GOP Gubernatorial Candidate Who Used ‘Yellow’ to Refer to Asian Virginians in Interview Calls Out Dems
Glenn Youngkin, the Republican gubernatorial candidate for Virginia, used the word “yellow” to describe Asian people in an interview that recently resurfaced with podcast host Chris Arps back in April.
Vying for Asian votes: Speaking on the “Water Cooler Politics” podcast, Youngkin said, “I so look forward to being governor . . . so that all Virginians — Black Virginians, Brown Virginians, White Virginians, yellow Virginians — can all achieve their aspirations and their ambitions.”
A Korean American congressional candidate in Texas is facing a backlash for making anti-Chinese immigrant remarks in a forum last week.
Sery Kim, who is Republican, was responding to a question about the U.S. immigration crisis when she said of potential Chinese immigrants, “I don’t want them here at all.”
A video was unearthed showing Republican congressional candidate Michelle Park Steel bragging about putting her daughter in a Jesuit school “for a year of brainwash” after the girl expressed her support for same-sex marriage.
Florida Senator Rick Scott has accused every mainland Chinese citizen of being a Communist spy during an interview on the Fox Business network.
In his discussion with host Stuart Varney, Scott claimed that “every citizen of Communist China by law has to spy on behalf of their country.”
Republican senators have unveiled a bill that prohibits Chinese nationals from studying STEM fields at the graduate and postgraduate levels in the U.S.
The bill, known as the Secure Campus Act, comes from Sens. Tom Cotton (R-Arkansas) and Marsha Blackburn (R-Tennessee), while companion legislation comes from Rep. David Kustoff (R-Tennessee) in the House of Representatives.
A Republican county head in Kansas has come under fire after suggesting that his constituents will likely not face a serious impact of COVID-19 because few Chinese people live there.
Riley County Commission Chairman Marvin Rodriguez, who oversees the Manhattan area, made the statement on a special meeting last Wednesday, which discussed and ultimately declared a local emergency.
After getting slammed as “racist” in a massive Twitter backlash, GOP House Minority Leader Rep. Kevin McCarthy defended his use of the term “Chinese coronavirus,” arguing that Democrats and the media have used it first.
The congressman first used the term Monday in a tweet that linked to a Centers for Disease Control and Prevention (CDC) page containing information about COVID-19, the official name of the disease.
We get it, you’re old. pic.twitter.com/prHkAMQXD2
State and local election officials in Georgia are facing a lawsuit after it was revealed that there are high rejection rates of absentee ballots in Gwinnett County.
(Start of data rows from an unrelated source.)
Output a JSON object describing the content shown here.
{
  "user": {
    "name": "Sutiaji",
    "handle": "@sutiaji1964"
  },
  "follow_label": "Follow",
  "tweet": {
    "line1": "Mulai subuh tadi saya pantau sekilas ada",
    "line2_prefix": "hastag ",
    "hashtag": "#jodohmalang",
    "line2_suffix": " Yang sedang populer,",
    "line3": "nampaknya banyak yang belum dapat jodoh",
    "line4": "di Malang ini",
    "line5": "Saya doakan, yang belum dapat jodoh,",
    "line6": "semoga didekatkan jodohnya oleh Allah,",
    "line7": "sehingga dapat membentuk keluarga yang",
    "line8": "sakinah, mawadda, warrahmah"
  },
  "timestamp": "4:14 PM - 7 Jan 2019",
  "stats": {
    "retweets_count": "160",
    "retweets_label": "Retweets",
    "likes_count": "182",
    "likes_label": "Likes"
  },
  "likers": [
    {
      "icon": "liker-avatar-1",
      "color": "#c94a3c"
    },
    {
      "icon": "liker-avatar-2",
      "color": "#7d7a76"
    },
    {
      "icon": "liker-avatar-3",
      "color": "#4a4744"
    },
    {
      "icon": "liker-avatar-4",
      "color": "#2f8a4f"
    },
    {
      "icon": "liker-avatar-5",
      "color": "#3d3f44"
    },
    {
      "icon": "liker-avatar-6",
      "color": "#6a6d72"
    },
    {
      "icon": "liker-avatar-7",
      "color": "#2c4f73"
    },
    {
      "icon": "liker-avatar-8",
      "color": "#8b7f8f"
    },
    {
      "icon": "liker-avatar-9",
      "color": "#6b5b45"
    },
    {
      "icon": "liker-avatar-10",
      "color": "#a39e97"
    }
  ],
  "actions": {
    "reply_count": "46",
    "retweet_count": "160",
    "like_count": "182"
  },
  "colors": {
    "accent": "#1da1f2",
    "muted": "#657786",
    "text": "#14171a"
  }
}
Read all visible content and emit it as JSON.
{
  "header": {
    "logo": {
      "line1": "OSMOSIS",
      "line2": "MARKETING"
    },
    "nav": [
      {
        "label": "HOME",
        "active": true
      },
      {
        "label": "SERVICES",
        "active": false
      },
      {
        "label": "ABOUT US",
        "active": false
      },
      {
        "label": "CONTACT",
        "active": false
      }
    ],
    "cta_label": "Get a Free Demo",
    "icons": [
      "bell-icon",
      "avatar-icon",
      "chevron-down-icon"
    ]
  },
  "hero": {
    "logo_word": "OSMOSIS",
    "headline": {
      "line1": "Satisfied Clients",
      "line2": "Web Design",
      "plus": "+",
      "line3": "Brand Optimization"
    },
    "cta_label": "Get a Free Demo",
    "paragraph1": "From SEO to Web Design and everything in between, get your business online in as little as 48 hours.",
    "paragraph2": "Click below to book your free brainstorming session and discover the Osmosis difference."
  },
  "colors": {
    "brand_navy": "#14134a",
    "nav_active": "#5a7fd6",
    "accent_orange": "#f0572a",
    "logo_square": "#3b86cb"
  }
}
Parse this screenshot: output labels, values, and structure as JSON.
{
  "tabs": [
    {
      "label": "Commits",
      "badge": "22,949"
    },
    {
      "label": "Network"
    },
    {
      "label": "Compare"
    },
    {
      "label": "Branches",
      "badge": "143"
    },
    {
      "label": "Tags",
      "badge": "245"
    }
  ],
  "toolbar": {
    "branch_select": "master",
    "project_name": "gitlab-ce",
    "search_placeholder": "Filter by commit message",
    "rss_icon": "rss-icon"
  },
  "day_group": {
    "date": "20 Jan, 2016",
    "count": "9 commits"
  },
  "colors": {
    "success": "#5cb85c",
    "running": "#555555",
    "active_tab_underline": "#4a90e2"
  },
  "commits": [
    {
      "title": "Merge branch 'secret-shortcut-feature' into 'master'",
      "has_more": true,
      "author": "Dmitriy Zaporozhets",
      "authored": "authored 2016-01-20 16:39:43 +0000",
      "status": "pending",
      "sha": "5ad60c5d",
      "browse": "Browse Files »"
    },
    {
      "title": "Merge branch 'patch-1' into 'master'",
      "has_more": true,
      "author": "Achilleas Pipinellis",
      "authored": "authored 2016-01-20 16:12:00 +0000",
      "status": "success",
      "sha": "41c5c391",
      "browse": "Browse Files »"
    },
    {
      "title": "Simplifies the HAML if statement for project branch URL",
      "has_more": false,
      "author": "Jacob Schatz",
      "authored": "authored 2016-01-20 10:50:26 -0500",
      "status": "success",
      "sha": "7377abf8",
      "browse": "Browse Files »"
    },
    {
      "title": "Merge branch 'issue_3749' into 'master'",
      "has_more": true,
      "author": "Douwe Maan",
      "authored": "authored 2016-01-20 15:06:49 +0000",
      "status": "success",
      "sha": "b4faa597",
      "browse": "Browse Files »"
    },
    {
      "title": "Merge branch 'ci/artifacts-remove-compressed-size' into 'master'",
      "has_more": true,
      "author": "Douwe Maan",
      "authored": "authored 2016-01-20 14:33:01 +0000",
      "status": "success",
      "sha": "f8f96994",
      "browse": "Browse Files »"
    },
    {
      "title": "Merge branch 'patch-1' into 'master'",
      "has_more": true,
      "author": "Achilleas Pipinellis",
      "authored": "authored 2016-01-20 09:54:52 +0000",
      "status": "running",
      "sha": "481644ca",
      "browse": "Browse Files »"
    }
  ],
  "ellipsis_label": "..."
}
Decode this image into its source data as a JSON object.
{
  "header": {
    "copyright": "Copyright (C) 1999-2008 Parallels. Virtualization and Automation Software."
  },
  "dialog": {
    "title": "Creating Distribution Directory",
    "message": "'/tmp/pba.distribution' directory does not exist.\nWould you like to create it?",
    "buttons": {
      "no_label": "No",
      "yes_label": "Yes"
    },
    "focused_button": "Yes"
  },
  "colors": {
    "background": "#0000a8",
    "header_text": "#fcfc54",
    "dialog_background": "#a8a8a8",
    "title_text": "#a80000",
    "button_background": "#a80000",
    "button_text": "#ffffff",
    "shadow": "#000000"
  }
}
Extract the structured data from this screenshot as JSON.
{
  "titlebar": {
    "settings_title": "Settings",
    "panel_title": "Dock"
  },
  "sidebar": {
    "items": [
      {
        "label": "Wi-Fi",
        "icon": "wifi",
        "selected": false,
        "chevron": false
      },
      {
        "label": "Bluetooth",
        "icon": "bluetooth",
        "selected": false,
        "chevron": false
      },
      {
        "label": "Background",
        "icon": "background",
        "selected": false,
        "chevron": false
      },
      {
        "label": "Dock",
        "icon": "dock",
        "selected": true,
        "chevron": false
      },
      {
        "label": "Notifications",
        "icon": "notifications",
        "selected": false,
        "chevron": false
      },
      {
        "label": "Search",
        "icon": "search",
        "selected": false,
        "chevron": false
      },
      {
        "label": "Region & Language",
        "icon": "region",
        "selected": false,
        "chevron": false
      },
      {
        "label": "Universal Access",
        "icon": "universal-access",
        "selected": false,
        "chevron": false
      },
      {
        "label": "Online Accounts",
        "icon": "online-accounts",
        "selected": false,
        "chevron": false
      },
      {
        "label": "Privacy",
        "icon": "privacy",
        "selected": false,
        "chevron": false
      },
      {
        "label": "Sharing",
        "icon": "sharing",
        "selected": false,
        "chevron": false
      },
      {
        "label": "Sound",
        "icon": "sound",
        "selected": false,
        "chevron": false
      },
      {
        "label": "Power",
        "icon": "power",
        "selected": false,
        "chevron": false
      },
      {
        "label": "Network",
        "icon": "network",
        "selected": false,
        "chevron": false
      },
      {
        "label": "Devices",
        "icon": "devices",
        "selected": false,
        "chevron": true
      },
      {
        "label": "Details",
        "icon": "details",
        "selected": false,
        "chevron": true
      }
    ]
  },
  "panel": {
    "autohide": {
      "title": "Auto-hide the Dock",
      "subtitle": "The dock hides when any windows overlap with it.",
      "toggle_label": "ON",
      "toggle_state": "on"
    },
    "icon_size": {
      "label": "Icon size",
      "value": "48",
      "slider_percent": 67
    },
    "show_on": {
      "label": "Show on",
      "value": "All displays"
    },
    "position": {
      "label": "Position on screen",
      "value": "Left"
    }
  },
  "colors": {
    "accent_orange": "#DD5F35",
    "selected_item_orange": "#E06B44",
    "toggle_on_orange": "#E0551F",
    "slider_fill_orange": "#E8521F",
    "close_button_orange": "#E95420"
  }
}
As pointed out in an earlier report by WhoWhatWhy, mail-in ballots of Asian Americans and other people of color are being rejected at an unusually high number in comparison to White voters.
Republican lawmaker Chris Collins is facing backlash over a racially-tinged television ad that attacked Nate McMurray, his Democratic challenger for the 27th District of New York.
The ad, which began airing in the Buffalo area Friday, features a video that McMurray released before the US-North Korea summit in June.
Republicans in New Jersey are being accused by Democrats of using a “racist” font in an attack ad pamphlet that targets a Korean-American candidate for Congress.
Andy Kim, a former White House and Pentagon national security official, is running against two-term GOP incumbent Tom MacArthur in New Jersey’s third district House race.
Lori Stegmann, the current Multnomah County commissioner in Oregon who has been a Republican for 40 years, announced that she wants to become a Democrat, citing Donald Trump’s misogyny and racism as her reasons for switching.
In her post on Facebook on Thursday, Stegmann explained why she joined the Republican party at 18 when she was still an up and coming civil servant. She shared the party’s worldview and moral compass and praised the conservative leaders who served in the past.